On a recent visit to the John Walls Renal Unit in Leicester to speak to the East Midlands Renal Network, Jonathan Barratt (Consultant Renal Physician) took me to task on this question. Jonathan wondered what guarantees were in place that would ensure high quality of care for people with kidney disease when they are discharged back from specialist kidney clinics to local primary care community services. A couple of days later Nancy Tannahill (Conservative Management Nurse Specialist, Liverpool) made the same point and we discussed if the inclusion of chronic kidney disease in the Quality and Outcomes Framework (QOF) in the General Medical Services contract for primary care might provide a way to audit the care of people with CKD.
Inclusion of a CKD domain in the QOF in 2006 transformed the profile of kidney disease in primary care – it’s gone from none existent in awareness to being one of the hottest primary care topics. QOF provides incentives for structured care – registration , recall and review, control of blood pressure and blockade of the rennin angiotensin system. QOF data is reported as practice level information and therefore does not tell us in detail about the quality of care for individuals. However , we do know, from first year data, that there is great variability in the detection and registration of kidney disease between practices - a 50 fold difference at most primary care trusts! Overall only about 35% of the expected number of people with kidney disease were registered in the first year. A cause for concern? Or cause for celebration? Well, neither, but it would be a very “glass half empty” person who didn’t acknowledge that it was achieved from a standing start. So let’s give credit where it’s due. Rather than concern - wringing our hands and sighing – the variability demands action. From whom? Strategic Health Authorities and PCTs have statutory responsibilities for the healthcare provision of their populations. The specialist renal community, that is the providers and our specialised commissioning colleagues, also in my opinion, have responsibilities across the whole pathway. That responsibility is not to provide every aspect of kidney care from our renal units, but rather to work in partnership, and influence the system in which people with or at risk from kidney disease are managed. That pathway extends from public health measures, through risk assessment and management, shared primary/secondary protocols from moderate and advanced kidney disease and effective patient centred care for those approaching renal replacement therapy or electing for supportive and palliative care.
Back to the questions and comments of Nancy and Jonathan – we can’t guarantee that every practice will offer the quality of care we would wish for our relatives or ourselves. As an aside, one can ask what guarantees can be given that every patient under the care of specialist kidney units gets that high level quality of care - people crash land from our own clinics, not everyone starts haemodialysis via an AV fistula and it takes up to 3 years on dialysis for everyone who is going to be transplant listed to be placed on the list. So what are we to do for our patients and the population for which we and our units provide services and are part of the system of care?
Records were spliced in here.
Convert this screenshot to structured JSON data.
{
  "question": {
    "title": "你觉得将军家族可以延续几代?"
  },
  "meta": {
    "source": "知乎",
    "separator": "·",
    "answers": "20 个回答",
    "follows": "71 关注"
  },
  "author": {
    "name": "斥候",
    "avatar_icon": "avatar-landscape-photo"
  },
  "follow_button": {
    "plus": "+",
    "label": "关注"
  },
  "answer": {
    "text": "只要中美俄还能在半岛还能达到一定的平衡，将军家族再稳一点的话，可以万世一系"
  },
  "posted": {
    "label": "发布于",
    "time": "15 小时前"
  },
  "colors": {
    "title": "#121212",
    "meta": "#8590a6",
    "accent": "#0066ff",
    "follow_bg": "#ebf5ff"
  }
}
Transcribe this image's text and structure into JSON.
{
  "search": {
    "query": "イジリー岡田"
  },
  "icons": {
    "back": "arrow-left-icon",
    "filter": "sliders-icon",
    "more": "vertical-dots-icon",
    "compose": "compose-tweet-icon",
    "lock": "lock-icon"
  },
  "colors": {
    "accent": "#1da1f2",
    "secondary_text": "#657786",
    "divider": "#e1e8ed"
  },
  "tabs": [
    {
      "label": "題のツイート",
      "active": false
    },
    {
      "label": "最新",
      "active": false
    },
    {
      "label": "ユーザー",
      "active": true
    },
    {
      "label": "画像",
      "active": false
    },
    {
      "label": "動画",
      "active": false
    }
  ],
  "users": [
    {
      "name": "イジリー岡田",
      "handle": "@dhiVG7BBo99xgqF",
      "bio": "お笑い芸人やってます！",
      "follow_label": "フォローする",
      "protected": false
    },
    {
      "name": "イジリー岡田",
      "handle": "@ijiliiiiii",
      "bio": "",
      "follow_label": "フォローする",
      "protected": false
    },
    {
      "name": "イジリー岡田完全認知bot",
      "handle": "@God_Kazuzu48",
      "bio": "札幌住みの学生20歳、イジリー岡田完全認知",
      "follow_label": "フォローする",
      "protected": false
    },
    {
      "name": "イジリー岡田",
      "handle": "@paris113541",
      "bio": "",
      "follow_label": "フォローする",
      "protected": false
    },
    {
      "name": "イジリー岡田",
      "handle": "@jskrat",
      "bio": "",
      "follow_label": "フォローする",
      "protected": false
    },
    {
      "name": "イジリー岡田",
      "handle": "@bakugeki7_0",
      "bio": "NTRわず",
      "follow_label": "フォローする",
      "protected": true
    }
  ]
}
Well, we have the opportunity to use the visibility of kidney disease to begin a conversation with GPs and practice nurses. Clinical Directors, with PCTs and Commissioners, should be discussing how early and non progressive CKD can be managed and, as required by the NSF, all people with kidney disease should be provided with an individual care plan so that they, their family members and the whole team (primary, secondary and tertiary, social and medical care) know what has been agreed to optimise the individuals’ experience of care and outcome.
Over the next year the kidney care, our quality improvement team, will be working hard to provide tools and local support to primary and specialist kidney care so that people with kidney care requirements can feel more confident that high a quality service is being provided, whatever the care setting in which it is delivered. These tools will support the NICE CKD guideline implementation, include national care plans that can be adopted for local use and applied to the needs of the individual and web based knowledge management support.
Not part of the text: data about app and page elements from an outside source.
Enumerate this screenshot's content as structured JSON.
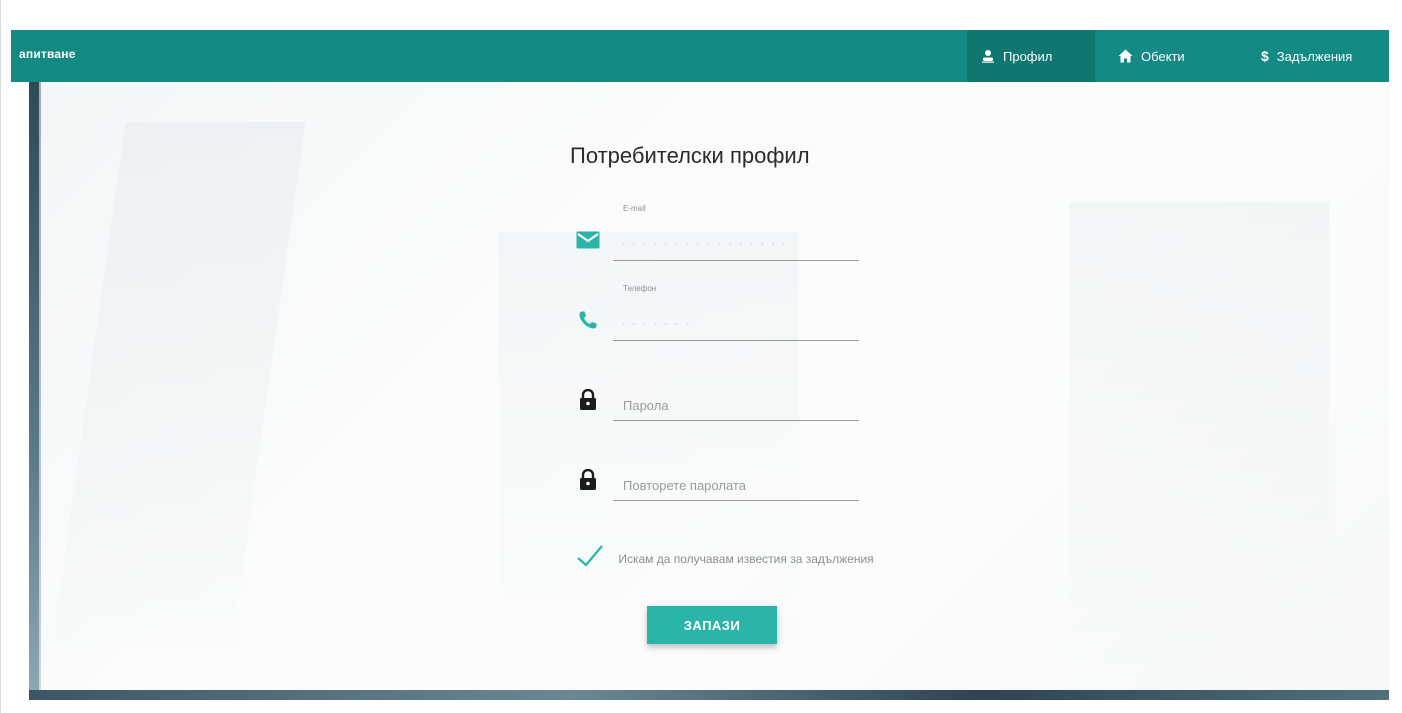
{
  "navbar": {
    "brand": "апитване",
    "items": [
      {
        "label": "Профил",
        "icon": "user-icon",
        "active": true
      },
      {
        "label": "Обекти",
        "icon": "home-icon",
        "active": false
      },
      {
        "label": "Задължения",
        "icon": "dollar-icon",
        "symbol": "$",
        "active": false
      }
    ],
    "bg_color": "#138a83",
    "active_color": "#0f7670"
  },
  "form": {
    "title": "Потребителски профил",
    "fields": [
      {
        "label": "E-mail",
        "icon": "mail-icon",
        "value": "· · · · · · · · · · · · · · · ·"
      },
      {
        "label": "Телефон",
        "icon": "phone-icon",
        "value": "· · · · · · ·"
      },
      {
        "placeholder": "Парола",
        "icon": "lock-icon",
        "value": ""
      },
      {
        "placeholder": "Повторете паролата",
        "icon": "lock-icon",
        "value": ""
      }
    ],
    "notification_checkbox": {
      "label": "Искам да получавам известия за задължения",
      "checked": true
    },
    "save_label": "ЗАПАЗИ",
    "accent_color": "#2bb5a8"
  }
}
I would like to know details of what you might be doing locally and also of local difficulties and ideas for improvement on the important issue of how primary and secondary care can work together as a team in providing better outcomes for those with kidney disease.
Email me at firstname.lastname@example.org with your solutions, caveats and ideas. My job and the role of kidney care is to help individual practitioners and services to provide better kidney care.